Just about anyone can learn the basics of carbohydrate counting in a short time. Here are a few tips that can help speed your learning:
Tip 1: Gather a few tools that contain the facts you need.
You need to know which foods have carbs and how much they contain. Most foods sold at a grocery store have the Nutrition Facts printed directly on their packaging. The labels show how much Total Carbohydrate is in a single serving of the food. If you eat out, you'll need details about those foods, too. Most restaurant chains have nutrition brochures, although most local restaurants do not. Exchange lists can help, too. They show an average amount of carbs for standard servings of many foods. If you need even more information, look for books that contain carb counts.
Tip 2: Learn only the foods you eat.
You don't need to know about the carbohydrates in ALL foods, just in the foods you eat. Many people eat the same foods over and over. Start with the foods you eat most often, or with the ones you enjoy the most. You can use this
helpful sheet to make a list of these foods, and then determine how many carbs are in the portion size that you usually eat for each. Knowing the carb counts for the foods on your list is a great start.
Tip 3: Measure or estimate how much you eat.
If you eat more than a single serving of a particular food, you will need to make that adjustment in your carb count. Some foods are easy to count, like bread. The label shows a clear serving size—1 slice. But the labels of some foods show a measured serving size, such as 1 cup or a half cup, or it may list the serving size in grams (g). In those cases, you will need to measure or estimate. A digital kitchen scale might be useful for weighing a serving in grams. It's certainly much easier to measure at home than in a restaurant!
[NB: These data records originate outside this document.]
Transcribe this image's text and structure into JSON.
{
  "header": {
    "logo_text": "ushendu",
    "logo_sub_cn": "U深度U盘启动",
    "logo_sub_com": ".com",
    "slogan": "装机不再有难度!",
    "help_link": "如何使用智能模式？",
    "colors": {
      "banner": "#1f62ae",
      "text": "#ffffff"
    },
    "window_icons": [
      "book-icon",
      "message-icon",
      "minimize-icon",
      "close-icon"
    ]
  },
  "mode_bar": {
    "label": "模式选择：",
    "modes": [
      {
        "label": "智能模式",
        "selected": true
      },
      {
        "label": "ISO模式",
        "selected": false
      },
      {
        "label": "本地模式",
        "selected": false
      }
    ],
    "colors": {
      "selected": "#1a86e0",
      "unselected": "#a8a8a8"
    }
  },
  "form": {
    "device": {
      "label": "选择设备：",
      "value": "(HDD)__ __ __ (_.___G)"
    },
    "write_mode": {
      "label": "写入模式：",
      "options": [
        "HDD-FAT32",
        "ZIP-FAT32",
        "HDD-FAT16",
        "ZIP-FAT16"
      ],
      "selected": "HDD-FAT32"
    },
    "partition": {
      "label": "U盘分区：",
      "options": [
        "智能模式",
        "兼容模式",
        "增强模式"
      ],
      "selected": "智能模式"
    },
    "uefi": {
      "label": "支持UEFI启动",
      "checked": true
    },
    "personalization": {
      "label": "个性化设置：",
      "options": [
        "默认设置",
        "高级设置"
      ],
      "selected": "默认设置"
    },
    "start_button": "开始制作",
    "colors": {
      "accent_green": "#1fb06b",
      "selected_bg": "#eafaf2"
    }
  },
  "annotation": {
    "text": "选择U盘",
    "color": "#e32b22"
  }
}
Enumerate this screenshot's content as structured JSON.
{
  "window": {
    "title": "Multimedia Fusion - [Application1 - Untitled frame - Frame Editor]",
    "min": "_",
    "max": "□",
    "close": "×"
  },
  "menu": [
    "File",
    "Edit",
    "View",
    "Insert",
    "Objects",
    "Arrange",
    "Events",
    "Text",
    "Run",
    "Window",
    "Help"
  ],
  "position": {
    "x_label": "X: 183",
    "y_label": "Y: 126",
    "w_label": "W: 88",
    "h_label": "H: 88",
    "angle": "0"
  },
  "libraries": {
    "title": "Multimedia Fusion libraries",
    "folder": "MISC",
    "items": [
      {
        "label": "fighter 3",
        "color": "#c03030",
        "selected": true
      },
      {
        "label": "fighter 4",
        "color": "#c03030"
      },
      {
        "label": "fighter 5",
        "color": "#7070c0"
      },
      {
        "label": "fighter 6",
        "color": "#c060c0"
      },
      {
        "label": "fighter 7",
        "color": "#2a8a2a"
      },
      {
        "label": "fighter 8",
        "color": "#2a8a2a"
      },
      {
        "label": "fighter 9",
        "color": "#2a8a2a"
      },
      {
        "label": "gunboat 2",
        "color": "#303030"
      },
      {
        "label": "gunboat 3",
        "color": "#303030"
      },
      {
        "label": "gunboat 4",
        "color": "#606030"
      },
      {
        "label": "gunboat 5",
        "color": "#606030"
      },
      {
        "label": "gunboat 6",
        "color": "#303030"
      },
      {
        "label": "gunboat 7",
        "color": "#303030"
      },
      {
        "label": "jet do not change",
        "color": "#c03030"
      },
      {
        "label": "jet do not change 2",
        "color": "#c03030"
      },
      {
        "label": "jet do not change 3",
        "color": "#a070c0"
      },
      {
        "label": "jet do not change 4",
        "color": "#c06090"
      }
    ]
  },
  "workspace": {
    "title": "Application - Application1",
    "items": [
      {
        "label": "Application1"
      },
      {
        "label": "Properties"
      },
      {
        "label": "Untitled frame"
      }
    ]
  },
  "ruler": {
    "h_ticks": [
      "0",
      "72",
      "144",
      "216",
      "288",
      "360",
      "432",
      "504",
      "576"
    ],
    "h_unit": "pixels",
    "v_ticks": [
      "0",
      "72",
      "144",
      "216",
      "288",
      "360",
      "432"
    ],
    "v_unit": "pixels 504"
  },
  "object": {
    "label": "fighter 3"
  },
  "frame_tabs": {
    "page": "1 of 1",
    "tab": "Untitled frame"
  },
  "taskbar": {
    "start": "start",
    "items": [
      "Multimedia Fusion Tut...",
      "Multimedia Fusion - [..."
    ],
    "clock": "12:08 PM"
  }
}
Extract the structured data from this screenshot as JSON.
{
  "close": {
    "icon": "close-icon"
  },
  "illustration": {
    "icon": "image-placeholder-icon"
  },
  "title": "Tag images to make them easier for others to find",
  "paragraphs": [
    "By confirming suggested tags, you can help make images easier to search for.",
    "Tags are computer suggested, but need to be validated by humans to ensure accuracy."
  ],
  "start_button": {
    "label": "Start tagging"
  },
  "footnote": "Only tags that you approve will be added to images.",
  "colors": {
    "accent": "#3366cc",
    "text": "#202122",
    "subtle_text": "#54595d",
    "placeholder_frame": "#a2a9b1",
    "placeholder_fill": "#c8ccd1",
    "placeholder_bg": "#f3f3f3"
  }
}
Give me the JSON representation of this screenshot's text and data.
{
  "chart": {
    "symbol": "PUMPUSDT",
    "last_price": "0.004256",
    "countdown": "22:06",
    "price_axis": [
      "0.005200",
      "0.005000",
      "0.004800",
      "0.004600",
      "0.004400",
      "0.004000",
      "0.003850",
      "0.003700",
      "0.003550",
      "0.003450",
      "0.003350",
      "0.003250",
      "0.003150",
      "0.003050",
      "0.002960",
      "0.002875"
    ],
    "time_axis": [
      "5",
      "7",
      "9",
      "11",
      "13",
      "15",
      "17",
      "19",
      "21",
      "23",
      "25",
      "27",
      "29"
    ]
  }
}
Some people become very good at estimating. If you are going to estimate, remember this "handy" tip: a fist is about 1 cup in volume. Ball up your fist and lay it next to your plate. Ask yourself, Is that pile of rice more or less than a cup? You can adjust the portion size accordingly, or adjust your carb count to reflect how much you are actually eating.
Tip 4: Practice, practice, practice!
Write down everything you plan to eat. Pick out the foods that have carbs. Measure or estimate how much you will eat of each one. Look up the carb value on a nutrition label, in a book, or use the list of "Favorite Foods" you made. Do this for a couple of days. Once you have learned how to count carbs, you can start looking at your blood sugar levels before and after meals. That will show you whether the foods you are eating match well with how much insulin your body makes or how much insulin you are taking.
Carb counting for recipes
Once you learn how to do it, counting carbohydrates in foods that have the nutrition information printed on their labels will probably seem easy. But how do you count carbs in recipes or prepared foods? In this situation, it may be easiest to look at the carbohydrate counts for individual ingredients that make up a particular food. For example, if you are eating a sandwich, you will need to count the carbohydrates for the bread (both slices) and for each item that goes on the sandwich, including condiments. At first, you will probably want to measure the portions of everything that you put on your sandwich so you will know how the amounts you are using measure up to a true serving size.
For other foods that may contain many ingredients, such as a casserole, or for foods that you did not prepare for yourself, there are books available to help. There are also cookbooks and computer software programs that will give you the counts for many different types of food.
Just remember—there are many resources available to help you. Carb counting is a great method for diabetes meal planning, and the more successful you are at accurately counting carbohydrates, the better you can be at managing your diabetes.